So, given the limitation, I decided to focus solely on successful e-petitions and the role of gender and topic in their success. Aside from selecting successful e-petitions based on the self-reported petitioner gender and topic of the e-petition, the seven characteristics delineated in the Foot, Warnick, and Schneider (2005) article on Web-based memorialization would help inform the process of content analyses.
Aside from the first two dimensions (focus/topic and content producer), the voice of the petition would be a critical parameter in determining whether and to what extent univocal or multivocal content are effective. While univocal narratives are the norm when it comes to petitioning because of the positive impact of a unified voice, it might be interesting to know how multivocal narratives in petitions written by one author affects it success. Furthermore, information on the intended audience and positioning of the affected party would decidedly impact the narrative. The dimension of fixity could be important in learning if fixed or dynamic content in these successful e-petitions affected their outcome in any way. That is, if addition of new content or modification brought about increased number of signatures at a given time? Lastly, immediacy of production could be another factor determining success in addition to the sociopolitical environment. For instance, an e-petition pleading media to boycott Donald Trump would possibly garner more support right now than one urging the food industry to ban GMO ingredients.

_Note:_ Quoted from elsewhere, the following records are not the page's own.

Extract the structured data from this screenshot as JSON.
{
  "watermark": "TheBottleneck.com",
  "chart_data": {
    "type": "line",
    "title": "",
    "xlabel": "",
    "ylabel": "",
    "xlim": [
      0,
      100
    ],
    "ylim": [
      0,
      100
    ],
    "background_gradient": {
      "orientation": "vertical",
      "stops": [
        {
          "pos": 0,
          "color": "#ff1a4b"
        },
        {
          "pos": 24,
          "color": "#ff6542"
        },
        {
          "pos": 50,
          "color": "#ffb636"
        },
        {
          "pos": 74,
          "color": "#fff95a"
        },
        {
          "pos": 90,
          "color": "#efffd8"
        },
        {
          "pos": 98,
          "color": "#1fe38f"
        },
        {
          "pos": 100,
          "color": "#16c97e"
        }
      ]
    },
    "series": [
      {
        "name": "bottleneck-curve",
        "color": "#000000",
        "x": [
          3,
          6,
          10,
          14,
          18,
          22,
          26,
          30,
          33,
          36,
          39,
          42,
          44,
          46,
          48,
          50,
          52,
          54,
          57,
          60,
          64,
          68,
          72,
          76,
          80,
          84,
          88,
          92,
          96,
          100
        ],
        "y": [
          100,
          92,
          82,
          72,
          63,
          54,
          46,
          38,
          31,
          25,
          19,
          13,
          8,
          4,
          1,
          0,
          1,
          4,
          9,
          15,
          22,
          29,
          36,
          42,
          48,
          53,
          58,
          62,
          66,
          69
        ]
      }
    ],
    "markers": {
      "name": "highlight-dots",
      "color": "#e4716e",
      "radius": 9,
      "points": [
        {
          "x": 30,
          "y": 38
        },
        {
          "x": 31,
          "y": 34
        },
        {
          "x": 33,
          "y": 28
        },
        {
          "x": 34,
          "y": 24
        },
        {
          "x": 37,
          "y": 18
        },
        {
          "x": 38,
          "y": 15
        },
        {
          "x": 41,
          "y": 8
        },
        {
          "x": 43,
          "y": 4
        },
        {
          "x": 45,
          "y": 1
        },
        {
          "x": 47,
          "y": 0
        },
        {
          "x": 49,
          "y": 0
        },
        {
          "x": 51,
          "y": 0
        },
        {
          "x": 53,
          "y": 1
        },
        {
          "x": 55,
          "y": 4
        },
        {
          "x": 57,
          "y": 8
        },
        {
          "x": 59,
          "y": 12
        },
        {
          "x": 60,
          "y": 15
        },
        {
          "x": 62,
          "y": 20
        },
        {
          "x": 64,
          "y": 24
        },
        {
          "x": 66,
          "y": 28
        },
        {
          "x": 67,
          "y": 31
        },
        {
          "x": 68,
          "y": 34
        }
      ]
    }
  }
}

Therefore, even though per the assertions of the researchers of the above-mentioned 2005 article that their findings are not generalizable, the proposed framework could be applied to computer-mediated communication phenomena other than Web-based memorializing.